Woman is struck in the ribs by a golf ball-sized ‘Meteorite’
Space rocks that hurtle towards Earth don’t usually survive the journey through our atmosphere – although a recent event adds to the list of rare exceptions.
A French woman has claimed she was hit in the ribs by a meteorite while enjoying a coffee with a friend in Schirmeck, in the country’s northeast.
The unnamed woman initially thought she had been struck by a small animal before seeing a piece of rock, which she took to a local geologist for identification.
A meteorite is a solid piece of debris from an space rock that originates in space and survives its passage through the atmosphere to reach the surface.
Such space rocks do occasionally hit Earth, such as the Winchcombe meteorite that crash landed on a family’s front drive in the Cotswolds in February 2021.
The woman and her friend were sitting on her patio when the recent incident happened around 4am on July 6, she told local newspaper Les Dernières Nouvelles d’Alsace.
‘I heard a big “poom” coming from the roof next to us,’ she said.
‘In the second that followed, I felt a shock on the ribs. I thought it was an animal, a bat.

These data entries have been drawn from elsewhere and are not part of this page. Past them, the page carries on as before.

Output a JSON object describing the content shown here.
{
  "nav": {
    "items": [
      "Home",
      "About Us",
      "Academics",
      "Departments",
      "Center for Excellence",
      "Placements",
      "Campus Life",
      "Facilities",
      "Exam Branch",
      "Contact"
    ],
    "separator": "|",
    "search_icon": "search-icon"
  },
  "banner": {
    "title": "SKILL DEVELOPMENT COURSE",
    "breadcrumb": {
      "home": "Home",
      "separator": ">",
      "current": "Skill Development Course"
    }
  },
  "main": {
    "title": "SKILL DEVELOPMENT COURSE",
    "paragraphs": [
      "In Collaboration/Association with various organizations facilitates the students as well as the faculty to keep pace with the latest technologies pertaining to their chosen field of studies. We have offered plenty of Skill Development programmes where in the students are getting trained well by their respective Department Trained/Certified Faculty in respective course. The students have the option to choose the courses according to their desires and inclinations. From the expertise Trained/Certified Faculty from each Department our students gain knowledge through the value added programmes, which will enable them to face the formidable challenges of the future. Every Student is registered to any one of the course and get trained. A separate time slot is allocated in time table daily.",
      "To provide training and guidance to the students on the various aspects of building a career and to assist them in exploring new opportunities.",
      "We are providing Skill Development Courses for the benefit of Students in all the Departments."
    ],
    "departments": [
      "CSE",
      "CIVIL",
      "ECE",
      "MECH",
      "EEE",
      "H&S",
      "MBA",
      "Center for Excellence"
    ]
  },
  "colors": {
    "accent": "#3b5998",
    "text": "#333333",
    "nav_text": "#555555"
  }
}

‘We thought it was a piece of cement, the one we apply to the ridge tiles, but it didn’t have the colour.’
The rock – weighing around 50g, around the same size as a golf ball – left bruising over her ribs where it struck.
She took the rock to Dr Thierry Rebmann, a geologist at the University of Basel in Switzerland, who said it contained a mixture of iron and silicon, typical of meteorites.

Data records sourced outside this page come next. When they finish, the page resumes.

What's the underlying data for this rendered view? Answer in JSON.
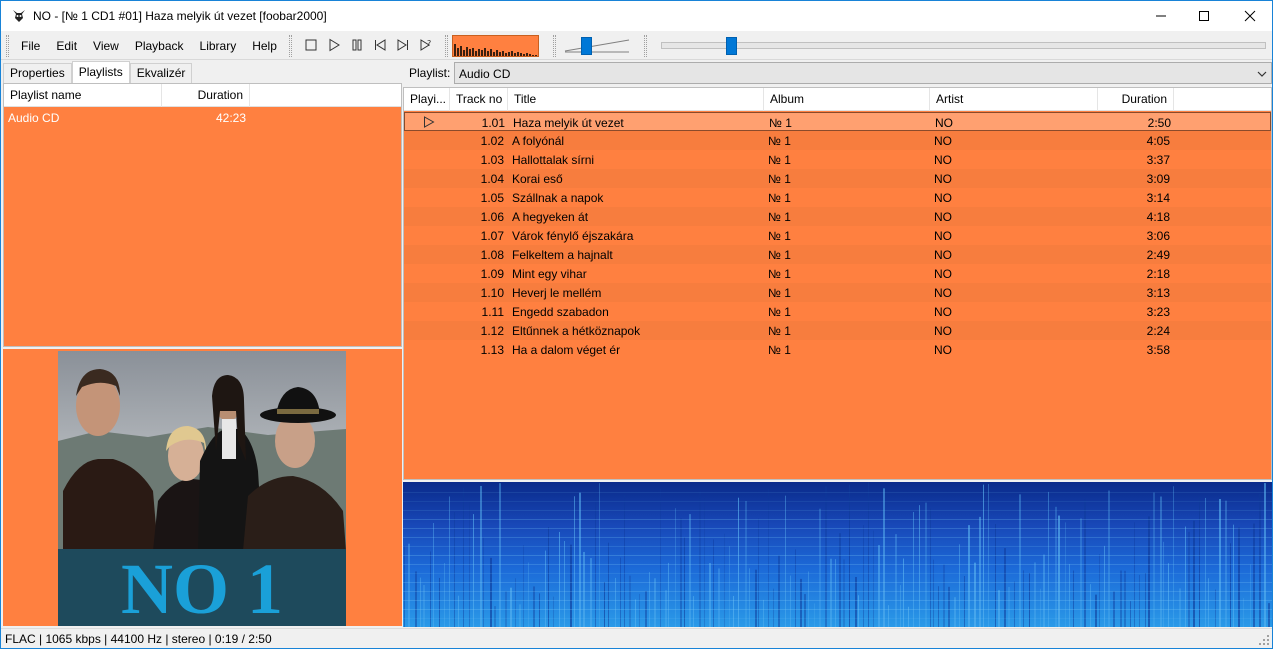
{
  "window": {
    "title": "NO - [№ 1 CD1 #01] Haza melyik út vezet  [foobar2000]"
  },
  "menu": [
    "File",
    "Edit",
    "View",
    "Playback",
    "Library",
    "Help"
  ],
  "transport": [
    "stop",
    "play",
    "pause",
    "previous",
    "next",
    "random"
  ],
  "volume_level": 0.3,
  "seek_position": {
    "elapsed": "0:19",
    "total": "2:50",
    "fraction": 0.11
  },
  "left_tabs": [
    "Properties",
    "Playlists",
    "Ekvalizér"
  ],
  "left_tabs_active": "Playlists",
  "playlists_panel": {
    "columns": [
      "Playlist name",
      "Duration"
    ],
    "rows": [
      {
        "name": "Audio CD",
        "duration": "42:23"
      }
    ]
  },
  "album_cover": {
    "title_text": "NO 1"
  },
  "playlist_selector": {
    "label": "Playlist:",
    "value": "Audio CD"
  },
  "playlist_view": {
    "columns": [
      "Playi...",
      "Track no",
      "Title",
      "Album",
      "Artist",
      "Duration"
    ],
    "tracks": [
      {
        "no": "1.01",
        "title": "Haza melyik út vezet",
        "album": "№ 1",
        "artist": "NO",
        "duration": "2:50"
      },
      {
        "no": "1.02",
        "title": "A folyónál",
        "album": "№ 1",
        "artist": "NO",
        "duration": "4:05"
      },
      {
        "no": "1.03",
        "title": "Hallottalak sírni",
        "album": "№ 1",
        "artist": "NO",
        "duration": "3:37"
      },
      {
        "no": "1.04",
        "title": "Korai eső",
        "album": "№ 1",
        "artist": "NO",
        "duration": "3:09"
      },
      {
        "no": "1.05",
        "title": "Szállnak a napok",
        "album": "№ 1",
        "artist": "NO",
        "duration": "3:14"
      },
      {
        "no": "1.06",
        "title": "A hegyeken át",
        "album": "№ 1",
        "artist": "NO",
        "duration": "4:18"
      },
      {
        "no": "1.07",
        "title": "Várok fénylő éjszakára",
        "album": "№ 1",
        "artist": "NO",
        "duration": "3:06"
      },
      {
        "no": "1.08",
        "title": "Felkeltem a hajnalt",
        "album": "№ 1",
        "artist": "NO",
        "duration": "2:49"
      },
      {
        "no": "1.09",
        "title": "Mint egy vihar",
        "album": "№ 1",
        "artist": "NO",
        "duration": "2:18"
      },
      {
        "no": "1.10",
        "title": "Heverj le mellém",
        "album": "№ 1",
        "artist": "NO",
        "duration": "3:13"
      },
      {
        "no": "1.11",
        "title": "Engedd szabadon",
        "album": "№ 1",
        "artist": "NO",
        "duration": "3:23"
      },
      {
        "no": "1.12",
        "title": "Eltűnnek a hétköznapok",
        "album": "№ 1",
        "artist": "NO",
        "duration": "2:24"
      },
      {
        "no": "1.13",
        "title": "Ha a dalom véget ér",
        "album": "№ 1",
        "artist": "NO",
        "duration": "3:58"
      }
    ]
  },
  "status_bar": "FLAC | 1065 kbps | 44100 Hz | stereo | 0:19 / 2:50",
  "colors": {
    "playlist_bg": "#ff8040",
    "playing_row": "#ffa070",
    "accent": "#0078d7",
    "spectrogram_bg": "#1a56c8"
  }
}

While its chemical composition was not usual, the fact it landed on someone was the real surprise.
Around 70 per cent of Earth is made of water, so a space rock landing on land is rare – and on a person even rarer.

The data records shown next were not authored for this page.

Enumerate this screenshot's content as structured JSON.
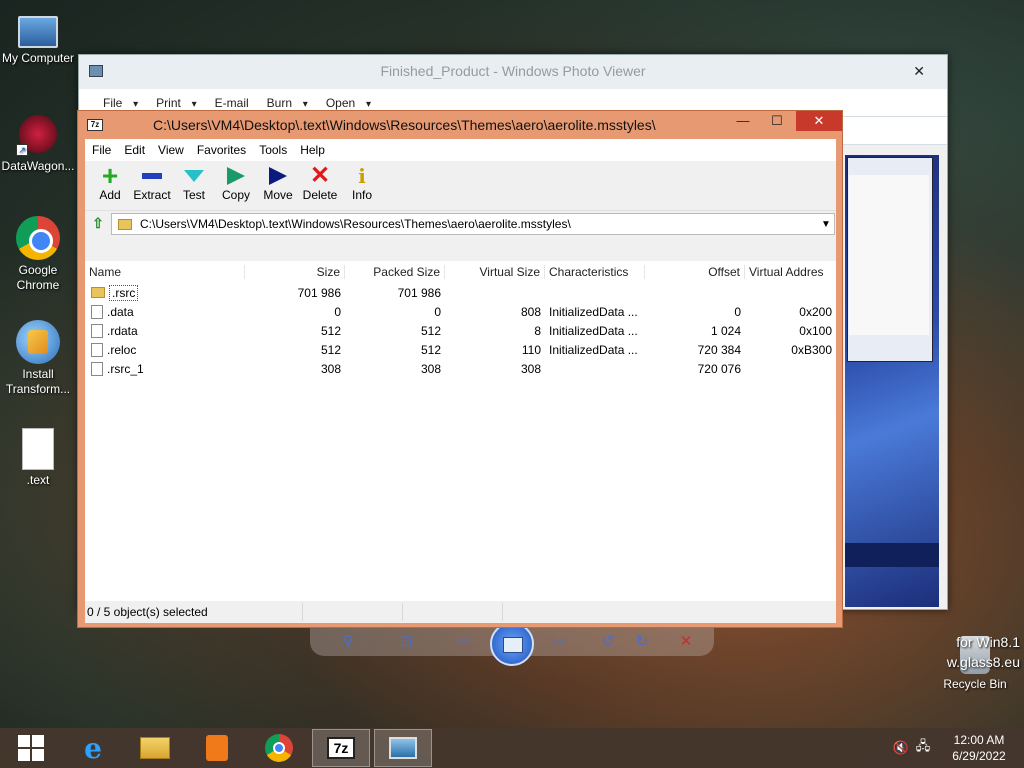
{
  "desktop": {
    "icons": [
      {
        "label": "My Computer"
      },
      {
        "label": "DataWagon..."
      },
      {
        "label": "Google Chrome"
      },
      {
        "label": "Install Transform..."
      },
      {
        "label": ".text"
      },
      {
        "label": "Recycle Bin"
      }
    ],
    "watermark_line1": "for Win8.1",
    "watermark_line2": "w.glass8.eu"
  },
  "photo_viewer": {
    "title": "Finished_Product - Windows Photo Viewer",
    "menu": [
      "File",
      "Print",
      "E-mail",
      "Burn",
      "Open"
    ],
    "help": "?"
  },
  "zip_window": {
    "title": "C:\\Users\\VM4\\Desktop\\.text\\Windows\\Resources\\Themes\\aero\\aerolite.msstyles\\",
    "icon_text": "7z",
    "menu": [
      "File",
      "Edit",
      "View",
      "Favorites",
      "Tools",
      "Help"
    ],
    "toolbar": [
      "Add",
      "Extract",
      "Test",
      "Copy",
      "Move",
      "Delete",
      "Info"
    ],
    "address": "C:\\Users\\VM4\\Desktop\\.text\\Windows\\Resources\\Themes\\aero\\aerolite.msstyles\\",
    "columns": [
      "Name",
      "Size",
      "Packed Size",
      "Virtual Size",
      "Characteristics",
      "Offset",
      "Virtual Addres"
    ],
    "rows": [
      {
        "name": ".rsrc",
        "size": "701 986",
        "packed": "701 986",
        "virtual": "",
        "char": "",
        "offset": "",
        "vaddr": ""
      },
      {
        "name": ".data",
        "size": "0",
        "packed": "0",
        "virtual": "808",
        "char": "InitializedData ...",
        "offset": "0",
        "vaddr": "0x200"
      },
      {
        "name": ".rdata",
        "size": "512",
        "packed": "512",
        "virtual": "8",
        "char": "InitializedData ...",
        "offset": "1 024",
        "vaddr": "0x100"
      },
      {
        "name": ".reloc",
        "size": "512",
        "packed": "512",
        "virtual": "110",
        "char": "InitializedData ...",
        "offset": "720 384",
        "vaddr": "0xB300"
      },
      {
        "name": ".rsrc_1",
        "size": "308",
        "packed": "308",
        "virtual": "308",
        "char": "",
        "offset": "720 076",
        "vaddr": ""
      }
    ],
    "status": "0 / 5 object(s) selected"
  },
  "taskbar": {
    "sevenzip_label": "7z",
    "time": "12:00 AM",
    "date": "6/29/2022"
  }
}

The odds of death by a space rock impact are only one in 250,000, according to one estimate.
‘Finding a meteor is already uncommon, but to be in direct contact and have it fall on you, that is astronomically rare,’ Dr Rebmann told France Bleu Alsace.
‘We haven’t seen that in decades in this region.’
It’s unclear where the rock is now, although Dr Rebmann suggested scientists should study it further to confirm its exact origin.
According to NASA, Earth is bombarded with more than 100 tons of dust and sand-sized particles every day, but most burn up before reaching the planet’s surface.
Meteorites the size of a golf ball hit Earth every few years, but the frequency of them impacting populated areas is even smaller.
They tend to be more easily spotted when they land in a desert, as they contrast with the stark landscape and are less likely to be covered in dirt or vegetation.
‘It’s very rare, in our temperate environments, to find them,’ Dr Rebmann said.
‘They merge with other elements. On the other hand, in a desert environment, we can find them more easily.’
This isn’t the first time a person has been hit by a space rock; in November 1954, Alabama woman Ann Hodges was hit by a grapefruit-sized meteorite.
It crashed through the roof of her home while she slept and hit her upper thigh and hand, but she survived the ordeal and only suffered bruising.
According to a 2020 study, the only recorded case of meteorite killing a human goes back more than 130 years.
The only person ever killed by a space rock was a man in modern-day Iraq back in 1888). Pictured is this meteorite’s likely trajectory
At the time, the study authors found evidence of a meteorite that killed one man and left another paralysed after it fell ‘like rain’ on the Iraqi village in Sulaymaniyah in August 1888.
The event was not uncovered until 2020 because documents describing it were written in an old Ottoman-Turkish language that is hard to translate.
The documents, written by local authorities and sent to the government, described how ‘a strong bright light was accompanied by smoke and travelled toward a village’.
The translation went on to say that meteorites fell for a period of about ten minutes ‘like rain’, killing one man and seriously injuring another.